Nunez aided the Yankees with three steals in Sunday's 6-4 win over the Rays. That's a career-high for him and the most stolen bases in a game by a Yankee since Brett Gardner nabbed three back in 2010. The Yankees are one of the worst teams when it comes to stolen bases, accumulating only 78 as the season nears its end.
"The pitcher knows I can steal a base and worry about me when I'm on base," Nunez said. "They can miss a couple of pitches and the hitter has a chance to get a base hit."

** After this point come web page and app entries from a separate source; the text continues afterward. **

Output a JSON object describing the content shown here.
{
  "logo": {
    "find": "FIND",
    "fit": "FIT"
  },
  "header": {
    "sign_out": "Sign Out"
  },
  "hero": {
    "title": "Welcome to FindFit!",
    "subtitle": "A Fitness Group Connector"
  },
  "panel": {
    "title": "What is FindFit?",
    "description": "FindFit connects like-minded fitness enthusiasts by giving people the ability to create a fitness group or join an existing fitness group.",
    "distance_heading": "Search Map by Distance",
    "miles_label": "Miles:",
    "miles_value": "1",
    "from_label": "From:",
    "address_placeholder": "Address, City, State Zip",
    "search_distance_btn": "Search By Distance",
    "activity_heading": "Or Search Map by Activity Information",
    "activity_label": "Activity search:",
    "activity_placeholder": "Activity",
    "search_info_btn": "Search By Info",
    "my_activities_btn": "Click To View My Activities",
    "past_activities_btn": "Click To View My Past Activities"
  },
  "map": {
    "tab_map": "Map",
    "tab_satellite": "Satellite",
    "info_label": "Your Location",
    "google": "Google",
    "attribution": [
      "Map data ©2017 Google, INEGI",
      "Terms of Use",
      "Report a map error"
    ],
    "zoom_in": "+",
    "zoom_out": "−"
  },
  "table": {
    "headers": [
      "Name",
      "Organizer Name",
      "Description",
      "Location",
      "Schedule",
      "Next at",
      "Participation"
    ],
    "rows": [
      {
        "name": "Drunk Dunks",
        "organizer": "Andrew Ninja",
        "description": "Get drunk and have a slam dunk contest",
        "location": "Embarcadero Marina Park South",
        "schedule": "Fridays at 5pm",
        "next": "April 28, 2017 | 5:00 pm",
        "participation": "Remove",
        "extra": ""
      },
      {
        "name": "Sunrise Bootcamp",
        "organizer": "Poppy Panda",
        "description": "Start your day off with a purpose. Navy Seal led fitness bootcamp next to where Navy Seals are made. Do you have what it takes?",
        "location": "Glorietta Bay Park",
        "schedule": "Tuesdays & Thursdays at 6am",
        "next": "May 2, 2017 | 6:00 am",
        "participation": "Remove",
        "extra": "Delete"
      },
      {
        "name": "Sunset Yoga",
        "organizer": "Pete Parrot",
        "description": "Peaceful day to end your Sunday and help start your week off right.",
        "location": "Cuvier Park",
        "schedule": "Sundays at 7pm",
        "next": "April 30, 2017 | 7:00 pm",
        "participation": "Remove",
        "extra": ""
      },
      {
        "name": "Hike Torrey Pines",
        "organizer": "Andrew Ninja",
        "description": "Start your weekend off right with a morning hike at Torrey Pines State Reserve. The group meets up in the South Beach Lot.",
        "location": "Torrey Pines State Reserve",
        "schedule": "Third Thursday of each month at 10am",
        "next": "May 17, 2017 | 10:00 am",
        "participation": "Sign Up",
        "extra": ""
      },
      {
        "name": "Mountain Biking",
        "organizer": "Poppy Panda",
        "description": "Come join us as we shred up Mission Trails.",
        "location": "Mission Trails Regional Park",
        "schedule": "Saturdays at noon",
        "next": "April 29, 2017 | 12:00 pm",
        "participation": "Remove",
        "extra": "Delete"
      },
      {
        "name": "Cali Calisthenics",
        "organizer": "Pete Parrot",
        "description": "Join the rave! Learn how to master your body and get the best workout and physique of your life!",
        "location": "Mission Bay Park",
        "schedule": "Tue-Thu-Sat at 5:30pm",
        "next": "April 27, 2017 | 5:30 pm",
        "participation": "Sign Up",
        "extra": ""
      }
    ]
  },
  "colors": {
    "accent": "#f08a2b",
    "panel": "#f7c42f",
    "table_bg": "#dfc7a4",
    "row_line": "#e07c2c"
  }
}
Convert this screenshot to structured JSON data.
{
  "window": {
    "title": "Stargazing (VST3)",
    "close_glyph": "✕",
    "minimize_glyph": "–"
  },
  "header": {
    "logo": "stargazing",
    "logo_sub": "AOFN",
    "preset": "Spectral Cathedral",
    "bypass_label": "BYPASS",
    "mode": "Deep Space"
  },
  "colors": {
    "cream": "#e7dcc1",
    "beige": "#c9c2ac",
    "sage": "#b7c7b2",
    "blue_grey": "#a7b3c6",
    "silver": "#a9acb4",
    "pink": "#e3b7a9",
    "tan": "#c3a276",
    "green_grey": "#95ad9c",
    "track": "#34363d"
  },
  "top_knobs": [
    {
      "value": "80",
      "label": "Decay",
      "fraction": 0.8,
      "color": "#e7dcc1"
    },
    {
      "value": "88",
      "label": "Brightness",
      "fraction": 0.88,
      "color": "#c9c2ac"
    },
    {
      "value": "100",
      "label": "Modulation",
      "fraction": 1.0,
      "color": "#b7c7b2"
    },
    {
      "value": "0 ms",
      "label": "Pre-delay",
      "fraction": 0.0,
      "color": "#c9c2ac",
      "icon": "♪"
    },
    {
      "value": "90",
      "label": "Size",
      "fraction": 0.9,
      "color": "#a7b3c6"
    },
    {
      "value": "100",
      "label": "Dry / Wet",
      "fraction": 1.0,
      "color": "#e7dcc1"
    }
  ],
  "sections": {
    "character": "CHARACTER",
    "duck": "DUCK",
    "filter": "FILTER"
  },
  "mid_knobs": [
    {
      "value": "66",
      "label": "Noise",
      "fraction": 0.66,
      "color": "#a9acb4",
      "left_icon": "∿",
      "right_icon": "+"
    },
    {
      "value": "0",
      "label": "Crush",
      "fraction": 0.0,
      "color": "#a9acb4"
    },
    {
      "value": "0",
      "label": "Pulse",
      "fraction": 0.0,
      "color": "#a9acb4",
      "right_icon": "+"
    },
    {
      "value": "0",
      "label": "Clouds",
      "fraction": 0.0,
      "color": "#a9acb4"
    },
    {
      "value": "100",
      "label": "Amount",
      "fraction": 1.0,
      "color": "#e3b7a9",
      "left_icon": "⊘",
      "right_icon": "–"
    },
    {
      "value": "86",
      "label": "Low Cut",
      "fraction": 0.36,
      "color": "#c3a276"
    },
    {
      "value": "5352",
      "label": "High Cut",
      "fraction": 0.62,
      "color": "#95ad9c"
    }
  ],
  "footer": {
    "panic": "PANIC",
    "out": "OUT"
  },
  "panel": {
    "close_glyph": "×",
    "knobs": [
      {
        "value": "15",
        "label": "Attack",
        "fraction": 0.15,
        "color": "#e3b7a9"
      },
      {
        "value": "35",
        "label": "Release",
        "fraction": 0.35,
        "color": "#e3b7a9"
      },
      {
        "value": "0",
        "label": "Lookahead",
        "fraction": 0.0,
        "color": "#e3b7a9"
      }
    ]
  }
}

With a lineup built for home runs, the Yankees struggle at times to manufacture runs. That's why they need players like Nunez to provide speed on the base paths and steal a bag or two. Sunday, filling in for Derek Jeter at shortstop once again, Nunez got going early.
After a leadoff walk in the second, he stole second and then scored on Jeter's single to give the Yankees a 1-0 lead. In the fourth, with the Yankees up 5-1, he reached on an error, stole second and third, and then gave the Yankees their sixth run on a sacrifice fly.
He accounted for a third of the team's runs despite going 0-for-3 on the afternoon.
"That's what I call small ball," Yankees manager Joe Girardi said. "Everyone wants to call bunting small ball, but it's more than just bunting. It just bring an element that you can create runs, and that's really important for clubs."